I try to move forward again. My toes are numb now, legs leaden. Each step into the sharp wind grows harder. The snow turns to icy sleet, forming a layer on us. The world around us has turned strangely gray at the edges. The child’s eyes are closed, and he is resigned to the fate that has always been his.
(from The Orphan’s Tale)
I’ve long been a fan of Pam Jenoff’s World War II fiction, and her latest novel, The Orphan’s Tale, is among her best. The story is told alternately through the eyes of Noa, a 16-year-old Dutch girl whose relationship with a Nazi soldier leaves her pregnant and alone, and Astrid, an aerialist whose search for her family leads her to Herr Neuhoff, whose circus competed with her family’s and who takes her in when she is forced to flee Berlin. Their paths converge when Noa, stumbling upon a boxcar crammed with Jewish infants, takes a boy who reminds her of her lost child and runs off into a winter storm, where she is found by Peter, a circus clown and Astrid’s lover.
To protect the child, Noa is given the opportunity to train with Astrid on the flying trapeze. She has only a matter of weeks to perfect the act and soon finds herself acclimated to the circus lifestyle, much to the chagrin of Astrid, who has trained since she was a child and views the young girl as a rival. The women each have secrets, but they manage to bond over them and their love for Theo. But as the war comes to a head and the days of the traveling circus seem to be numbered, their futures become increasingly uncertain and their loyalty to one another is put to the ultimate test.
The Orphan’s Tale is the kind of novel that is both impossible and necessary to put down. It’s not often that I cry at the beginning of a book, but the opening scene with the boxcar of infants broke my heart, even more so when I realized it was based in fact. There were so many times that the book took a toll on my emotions. I wanted to keep reading because I needed to know what happened next, but I had to take a moment here and there to process what had occurred. I was unaware of the stories of hidden Jews in the traveling circus, so that aspect of the novel was fascinating, as were the descriptions of the circus acts and lifestyle. I especially loved how Jenoff used the first person point of view and alternated the chapters between Noa and Astrid, allowing me to understand and bond with both characters.

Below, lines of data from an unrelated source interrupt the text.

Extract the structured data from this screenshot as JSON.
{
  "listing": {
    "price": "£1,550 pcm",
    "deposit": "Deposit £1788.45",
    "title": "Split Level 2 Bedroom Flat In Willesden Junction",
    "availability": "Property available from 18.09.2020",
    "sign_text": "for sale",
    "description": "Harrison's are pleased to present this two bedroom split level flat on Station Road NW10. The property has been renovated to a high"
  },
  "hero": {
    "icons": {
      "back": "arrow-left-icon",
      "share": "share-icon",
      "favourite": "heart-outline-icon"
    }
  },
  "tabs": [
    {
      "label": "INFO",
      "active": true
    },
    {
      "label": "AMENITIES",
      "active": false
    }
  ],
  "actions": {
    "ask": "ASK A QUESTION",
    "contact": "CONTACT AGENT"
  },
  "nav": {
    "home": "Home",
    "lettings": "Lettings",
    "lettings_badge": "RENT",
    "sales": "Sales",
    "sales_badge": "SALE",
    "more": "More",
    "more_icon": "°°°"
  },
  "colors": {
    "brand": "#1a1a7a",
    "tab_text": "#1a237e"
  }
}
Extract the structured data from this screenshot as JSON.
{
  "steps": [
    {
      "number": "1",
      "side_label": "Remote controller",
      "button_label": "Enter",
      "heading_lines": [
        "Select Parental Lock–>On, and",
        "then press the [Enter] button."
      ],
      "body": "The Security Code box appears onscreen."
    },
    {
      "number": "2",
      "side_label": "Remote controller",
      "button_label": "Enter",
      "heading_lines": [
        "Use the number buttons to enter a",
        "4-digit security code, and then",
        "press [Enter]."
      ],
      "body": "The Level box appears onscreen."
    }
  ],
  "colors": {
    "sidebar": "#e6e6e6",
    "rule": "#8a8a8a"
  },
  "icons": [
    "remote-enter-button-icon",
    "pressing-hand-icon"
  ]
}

When Noa and Astrid were flying through the air, it was almost possible to forget that the war was going on around them, but Jenoff does a great job ensuring that readers feel the undercurrent of danger at every turn, from the surprise inspections of the circus by the SS to repeated warnings not to perform politically charged routines. Although the war is at the center of the novel, so are the themes of love, friendship, and sacrifice. The book hit me hard at a few poignant spots, and all the ugly crying I did emphasizes Jenoff’s ability to tell a powerful story. The Orphan’s Tale a strong contender for my Best of 2017 list!
Disclosure: I received The Orphan’s Tale from MIRA for review.